WASHINGTON, D.C. – The Internal Revenue Service has been having more problems with delayed tax refunds.
Early in tax-filing season, the IRS warned that taxpayers who had filed prior to January 26 might see delays of a week beyond the projected date shown in the online “Where’s My Refund” tool (see IRS Warns of Tax Refund Delays).
However, since February 15, the “Where’s My Refund” tool has displayed a message indicating further delays. “We are aware that some taxpayers who have filed electronically and received an acknowledgement from the IRS are concerned when they visit ‘Where’s My Refund’ and are told that we have no information regarding their return,” said an update message on the page five days later. “This is a temporary situation, and we expect to resolve the matter in a few days. At that time, taxpayers will be able to get an expected refund date when they visit ‘Where’s My Refund.’”
Part of the problem appears to be with the new filters that the IRS installed this tax season to combat identity theft fraud, and which were blamed for causing the delays last month.
The IRS asked taxpayers not to repeatedly call the agency to inquire about their refunds, but apparently many taxpayers are concerned about the delays, especially when they are getting mixed signals from the “Where’s My Refund” tool.
“If a taxpayer received an acknowledgment message that their e-filed tax return has been received, they can be assured that the IRS has the tax return even though ‘Where’s My Refund’ does not reflect that,” said the IRS. “Taxpayers should not call the IRS unless specifically directed by ‘Where’s My Refund,’ as there is no new information to give them.”
The IRS apologized to taxpayers for the situation and said most of the refunds would be issued within 21 days. “We expect the vast majority of tax refunds to continue to be issued within the historical range of 10 to 21 days,” said the IRS. “The IRS is taking steps to update information so that Where’s My Refund has current information. The IRS apologizes for any inconvenience and will provide updated information as soon as possible.”
The IRS said that most of the delayed refunds were filed between February 2 and February 7, according to a local ABC News affiliate in Charleston, S.C. Other taxpayers were reporting delays of nearly a month, according to eCreditDaily.com.

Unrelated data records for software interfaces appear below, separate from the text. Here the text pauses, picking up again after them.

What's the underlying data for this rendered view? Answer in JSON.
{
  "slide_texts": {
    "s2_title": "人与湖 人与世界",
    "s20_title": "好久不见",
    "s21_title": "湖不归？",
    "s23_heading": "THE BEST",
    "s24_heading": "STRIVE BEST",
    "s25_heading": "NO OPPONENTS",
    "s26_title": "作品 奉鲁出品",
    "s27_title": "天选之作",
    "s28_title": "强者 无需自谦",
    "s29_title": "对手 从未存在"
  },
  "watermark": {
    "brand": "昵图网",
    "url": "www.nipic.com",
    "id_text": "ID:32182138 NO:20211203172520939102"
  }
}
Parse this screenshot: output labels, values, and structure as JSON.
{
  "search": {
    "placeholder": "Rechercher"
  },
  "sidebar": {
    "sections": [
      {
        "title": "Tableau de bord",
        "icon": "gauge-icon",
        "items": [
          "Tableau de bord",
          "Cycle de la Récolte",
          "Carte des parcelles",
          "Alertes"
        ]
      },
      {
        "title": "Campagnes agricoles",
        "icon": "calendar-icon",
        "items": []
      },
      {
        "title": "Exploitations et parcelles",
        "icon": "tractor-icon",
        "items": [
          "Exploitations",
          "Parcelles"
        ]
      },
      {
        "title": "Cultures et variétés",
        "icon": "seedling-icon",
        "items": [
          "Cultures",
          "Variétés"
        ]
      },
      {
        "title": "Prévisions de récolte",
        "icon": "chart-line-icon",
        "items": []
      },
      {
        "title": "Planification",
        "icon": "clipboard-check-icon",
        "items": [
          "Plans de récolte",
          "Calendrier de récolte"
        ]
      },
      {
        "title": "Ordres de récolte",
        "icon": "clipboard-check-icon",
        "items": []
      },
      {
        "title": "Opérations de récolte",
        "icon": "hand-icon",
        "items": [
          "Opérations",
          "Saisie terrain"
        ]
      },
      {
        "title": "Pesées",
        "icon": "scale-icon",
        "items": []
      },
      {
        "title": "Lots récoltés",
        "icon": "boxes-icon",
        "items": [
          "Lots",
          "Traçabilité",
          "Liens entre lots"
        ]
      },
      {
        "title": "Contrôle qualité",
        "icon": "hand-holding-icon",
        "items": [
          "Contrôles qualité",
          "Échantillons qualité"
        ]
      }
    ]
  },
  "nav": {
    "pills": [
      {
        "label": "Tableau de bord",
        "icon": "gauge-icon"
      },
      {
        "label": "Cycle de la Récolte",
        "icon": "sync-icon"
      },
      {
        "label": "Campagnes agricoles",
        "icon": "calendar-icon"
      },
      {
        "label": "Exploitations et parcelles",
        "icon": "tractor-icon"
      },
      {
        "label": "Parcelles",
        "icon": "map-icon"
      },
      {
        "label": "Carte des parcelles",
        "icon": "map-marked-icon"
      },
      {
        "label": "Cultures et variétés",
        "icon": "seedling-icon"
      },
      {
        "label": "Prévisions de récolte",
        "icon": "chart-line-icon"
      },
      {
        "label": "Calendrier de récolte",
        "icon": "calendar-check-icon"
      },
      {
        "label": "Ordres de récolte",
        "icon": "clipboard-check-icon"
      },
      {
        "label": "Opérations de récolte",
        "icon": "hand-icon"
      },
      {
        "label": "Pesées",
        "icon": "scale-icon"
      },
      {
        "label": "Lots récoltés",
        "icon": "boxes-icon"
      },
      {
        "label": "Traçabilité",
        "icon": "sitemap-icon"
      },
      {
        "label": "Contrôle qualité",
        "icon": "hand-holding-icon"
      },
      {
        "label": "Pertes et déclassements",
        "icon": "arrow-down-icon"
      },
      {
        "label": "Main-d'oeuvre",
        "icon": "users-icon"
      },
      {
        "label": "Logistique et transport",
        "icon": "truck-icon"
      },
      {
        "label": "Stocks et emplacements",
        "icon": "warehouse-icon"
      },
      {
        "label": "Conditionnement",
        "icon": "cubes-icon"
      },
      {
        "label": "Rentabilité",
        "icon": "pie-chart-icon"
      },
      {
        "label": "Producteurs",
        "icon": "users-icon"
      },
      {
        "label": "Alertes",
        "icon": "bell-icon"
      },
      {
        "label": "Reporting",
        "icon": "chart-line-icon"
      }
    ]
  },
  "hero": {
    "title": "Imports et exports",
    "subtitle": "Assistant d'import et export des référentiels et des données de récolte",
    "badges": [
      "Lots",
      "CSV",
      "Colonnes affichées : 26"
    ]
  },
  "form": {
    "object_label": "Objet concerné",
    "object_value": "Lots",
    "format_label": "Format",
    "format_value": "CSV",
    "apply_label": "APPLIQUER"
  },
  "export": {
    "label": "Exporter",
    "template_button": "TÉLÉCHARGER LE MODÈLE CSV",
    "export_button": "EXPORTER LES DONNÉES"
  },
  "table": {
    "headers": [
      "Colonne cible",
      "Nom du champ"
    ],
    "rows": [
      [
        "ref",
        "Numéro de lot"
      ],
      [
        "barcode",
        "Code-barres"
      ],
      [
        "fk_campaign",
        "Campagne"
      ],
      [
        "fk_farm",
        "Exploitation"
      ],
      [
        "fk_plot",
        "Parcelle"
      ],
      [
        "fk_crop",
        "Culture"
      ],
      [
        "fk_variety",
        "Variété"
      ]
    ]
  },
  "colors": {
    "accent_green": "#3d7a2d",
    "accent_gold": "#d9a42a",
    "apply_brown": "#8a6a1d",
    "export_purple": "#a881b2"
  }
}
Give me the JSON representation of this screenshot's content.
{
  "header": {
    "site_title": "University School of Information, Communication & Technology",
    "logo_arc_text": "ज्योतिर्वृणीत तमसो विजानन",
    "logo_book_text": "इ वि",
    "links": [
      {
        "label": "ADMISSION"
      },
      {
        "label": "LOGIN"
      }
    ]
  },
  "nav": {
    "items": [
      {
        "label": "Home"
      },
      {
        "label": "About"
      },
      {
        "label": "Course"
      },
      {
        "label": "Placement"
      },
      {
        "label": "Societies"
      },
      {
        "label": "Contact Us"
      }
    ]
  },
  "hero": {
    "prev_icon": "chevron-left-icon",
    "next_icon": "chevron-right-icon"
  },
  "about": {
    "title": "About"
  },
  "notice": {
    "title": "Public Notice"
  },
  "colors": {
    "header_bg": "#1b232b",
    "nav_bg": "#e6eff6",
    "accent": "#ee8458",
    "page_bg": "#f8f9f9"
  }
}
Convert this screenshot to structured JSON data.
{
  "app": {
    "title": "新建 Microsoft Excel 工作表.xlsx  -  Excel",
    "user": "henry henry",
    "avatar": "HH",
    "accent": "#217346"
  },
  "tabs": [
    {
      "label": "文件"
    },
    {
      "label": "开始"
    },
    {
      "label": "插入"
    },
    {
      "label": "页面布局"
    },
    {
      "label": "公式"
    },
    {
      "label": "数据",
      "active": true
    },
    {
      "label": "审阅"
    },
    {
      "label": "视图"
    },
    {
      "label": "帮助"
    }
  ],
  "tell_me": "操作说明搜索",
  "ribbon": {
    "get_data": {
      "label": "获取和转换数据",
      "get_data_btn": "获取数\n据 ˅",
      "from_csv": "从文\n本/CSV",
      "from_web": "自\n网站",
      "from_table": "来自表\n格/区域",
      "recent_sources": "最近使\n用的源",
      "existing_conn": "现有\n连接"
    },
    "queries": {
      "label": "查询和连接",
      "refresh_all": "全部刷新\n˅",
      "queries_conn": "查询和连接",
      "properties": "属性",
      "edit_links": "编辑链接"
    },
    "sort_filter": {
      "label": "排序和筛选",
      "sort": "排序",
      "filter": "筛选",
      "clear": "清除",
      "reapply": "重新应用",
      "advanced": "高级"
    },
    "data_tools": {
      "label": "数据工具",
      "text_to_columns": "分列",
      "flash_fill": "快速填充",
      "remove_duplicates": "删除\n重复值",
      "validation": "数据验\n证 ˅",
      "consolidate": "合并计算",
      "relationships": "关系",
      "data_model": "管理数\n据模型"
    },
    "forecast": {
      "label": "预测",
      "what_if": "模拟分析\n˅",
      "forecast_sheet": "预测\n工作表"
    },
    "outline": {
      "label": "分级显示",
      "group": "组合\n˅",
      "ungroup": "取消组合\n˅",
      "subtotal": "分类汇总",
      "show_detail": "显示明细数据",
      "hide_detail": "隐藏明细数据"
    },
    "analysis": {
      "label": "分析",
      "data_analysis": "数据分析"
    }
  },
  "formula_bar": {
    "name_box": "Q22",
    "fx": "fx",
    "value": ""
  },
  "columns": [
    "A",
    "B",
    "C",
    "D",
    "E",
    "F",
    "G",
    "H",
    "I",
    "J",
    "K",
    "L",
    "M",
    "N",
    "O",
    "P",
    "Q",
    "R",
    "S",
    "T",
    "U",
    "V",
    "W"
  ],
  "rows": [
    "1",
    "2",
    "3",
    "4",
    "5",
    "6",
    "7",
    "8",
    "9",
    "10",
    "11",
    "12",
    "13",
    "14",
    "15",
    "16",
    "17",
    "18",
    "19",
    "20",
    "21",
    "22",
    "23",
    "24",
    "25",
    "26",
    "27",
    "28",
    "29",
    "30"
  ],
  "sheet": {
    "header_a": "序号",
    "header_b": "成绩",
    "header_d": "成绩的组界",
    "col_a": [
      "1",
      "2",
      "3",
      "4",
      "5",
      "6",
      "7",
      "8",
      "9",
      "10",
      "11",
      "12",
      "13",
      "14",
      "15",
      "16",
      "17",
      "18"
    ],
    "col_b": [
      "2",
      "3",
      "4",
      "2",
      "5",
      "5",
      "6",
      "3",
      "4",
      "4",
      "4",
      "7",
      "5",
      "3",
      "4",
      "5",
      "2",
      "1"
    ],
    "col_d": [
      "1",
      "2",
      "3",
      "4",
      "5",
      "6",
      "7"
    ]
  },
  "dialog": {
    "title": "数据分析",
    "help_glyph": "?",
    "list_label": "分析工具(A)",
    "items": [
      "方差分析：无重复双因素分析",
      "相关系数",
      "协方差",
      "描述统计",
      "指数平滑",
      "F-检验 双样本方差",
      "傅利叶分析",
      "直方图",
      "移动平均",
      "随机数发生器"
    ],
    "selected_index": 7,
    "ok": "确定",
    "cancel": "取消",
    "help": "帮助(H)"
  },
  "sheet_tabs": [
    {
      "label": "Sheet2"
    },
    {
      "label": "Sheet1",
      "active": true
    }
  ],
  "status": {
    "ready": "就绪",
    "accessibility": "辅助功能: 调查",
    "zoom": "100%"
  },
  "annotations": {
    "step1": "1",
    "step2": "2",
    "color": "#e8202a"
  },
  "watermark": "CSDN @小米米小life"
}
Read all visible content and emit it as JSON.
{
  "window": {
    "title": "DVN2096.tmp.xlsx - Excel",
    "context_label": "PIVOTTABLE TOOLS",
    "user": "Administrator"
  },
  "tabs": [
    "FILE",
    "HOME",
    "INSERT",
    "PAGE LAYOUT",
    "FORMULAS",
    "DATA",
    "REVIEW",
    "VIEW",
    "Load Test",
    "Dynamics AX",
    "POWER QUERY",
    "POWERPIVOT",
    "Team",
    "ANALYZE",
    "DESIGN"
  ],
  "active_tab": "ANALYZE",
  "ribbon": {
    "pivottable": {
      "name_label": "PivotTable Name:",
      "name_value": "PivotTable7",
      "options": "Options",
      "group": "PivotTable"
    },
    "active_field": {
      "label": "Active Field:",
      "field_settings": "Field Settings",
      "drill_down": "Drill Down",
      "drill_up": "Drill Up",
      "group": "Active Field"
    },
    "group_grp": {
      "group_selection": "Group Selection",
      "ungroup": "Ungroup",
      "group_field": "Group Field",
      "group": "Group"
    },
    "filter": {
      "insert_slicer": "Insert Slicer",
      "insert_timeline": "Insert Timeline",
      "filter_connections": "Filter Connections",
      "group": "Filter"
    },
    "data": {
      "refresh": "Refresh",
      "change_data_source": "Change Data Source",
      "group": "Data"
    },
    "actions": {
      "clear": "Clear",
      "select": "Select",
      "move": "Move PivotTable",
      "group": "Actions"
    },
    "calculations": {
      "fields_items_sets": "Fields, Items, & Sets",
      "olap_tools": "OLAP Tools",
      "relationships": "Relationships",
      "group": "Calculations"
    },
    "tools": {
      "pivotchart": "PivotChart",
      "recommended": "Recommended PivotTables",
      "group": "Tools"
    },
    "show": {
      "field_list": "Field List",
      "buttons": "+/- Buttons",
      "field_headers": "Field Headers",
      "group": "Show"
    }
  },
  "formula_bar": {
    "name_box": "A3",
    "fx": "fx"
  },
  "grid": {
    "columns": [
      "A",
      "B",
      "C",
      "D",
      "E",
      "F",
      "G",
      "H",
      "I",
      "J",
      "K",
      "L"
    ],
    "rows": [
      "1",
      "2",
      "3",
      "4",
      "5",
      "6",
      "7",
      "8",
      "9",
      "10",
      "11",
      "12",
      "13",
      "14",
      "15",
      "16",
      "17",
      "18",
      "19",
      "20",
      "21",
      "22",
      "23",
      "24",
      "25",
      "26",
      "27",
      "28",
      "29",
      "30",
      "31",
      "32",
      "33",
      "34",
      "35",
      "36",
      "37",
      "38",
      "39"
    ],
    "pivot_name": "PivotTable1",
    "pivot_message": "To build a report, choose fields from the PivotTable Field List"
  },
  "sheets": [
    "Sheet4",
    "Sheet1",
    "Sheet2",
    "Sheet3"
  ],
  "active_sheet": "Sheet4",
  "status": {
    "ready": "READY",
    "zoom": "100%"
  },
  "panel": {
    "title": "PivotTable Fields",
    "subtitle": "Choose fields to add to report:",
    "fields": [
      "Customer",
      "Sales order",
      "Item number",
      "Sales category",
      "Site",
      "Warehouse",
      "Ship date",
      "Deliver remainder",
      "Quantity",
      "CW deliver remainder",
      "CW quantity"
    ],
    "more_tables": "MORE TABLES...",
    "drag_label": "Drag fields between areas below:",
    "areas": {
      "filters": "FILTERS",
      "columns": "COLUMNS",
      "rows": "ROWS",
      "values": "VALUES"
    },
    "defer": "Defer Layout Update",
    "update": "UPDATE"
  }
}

When the IRS blocked tax refunds last year, the Taxpayer Advocate Service found that 75 percent of the taxpayers who complained to the service ultimately were found to be eligible for the blocked refunds, but taxpayers had to wait an average of nearly six months to receive them. The average amount of the blocked refunds was upwards of $5,600.
By Michael Cohn, Accounting Today